Themes and Meanings
The basic theme of the story is suggested by the obvious irony of the title, for Marian’s visit is not one of true charity, but rather a formal, institutionalized gesture. It certainly does not represent the biblical notion of charity in 1 Corinthians, which is interpreted in the Revised Standard Version of the Bible as “love,” or sympathetic identification of one person with another. From the beginning of the story, Marian does not think of the two old women as people like herself. She not only is aware of the strangeness of the old ladies, but she also has become a stranger to herself. Thrown out of her familiar world, where she belongs, she is in a grotesque dreamworld, where she intensely feels her difference from the old ladies and thus her own separation and isolation. This symbolic sense of alienation explains the strange, dreamlike effect of the nursing home on Marian.
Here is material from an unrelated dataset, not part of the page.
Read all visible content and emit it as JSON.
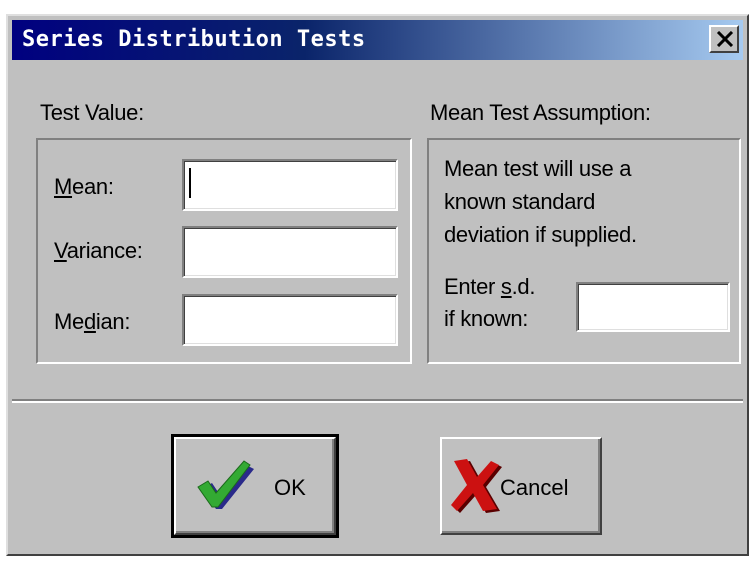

If the story were concerned only with Marian’s difficulty in identifying with the old women, it would be easier to dismiss, for one might legitimately ask how it is possible for a girl to feel empathy for these strange and grotesque old women. Thus, to show that the feeling of charity, in the New Testament sense of “love,” is totally lacking in the story, Eudora Welty establishes the relationship between the two old women. Why do they not love each other? It should be easy for them to perceive their common identity and thus maintain a sense of unity instead of one of total separation. However, they do not; they seldom speak except to contradict each other; as old Addie says, they are strangers: “Is it possible that they have actually done a thing like this to anyone—sent them in a stranger to talk, and rock, and tell away her whole long rigamarole?” Addie’s tirade against her roommate becomes the thematic center of the story: In a world without love, all people...
(The entire section is 505 words.)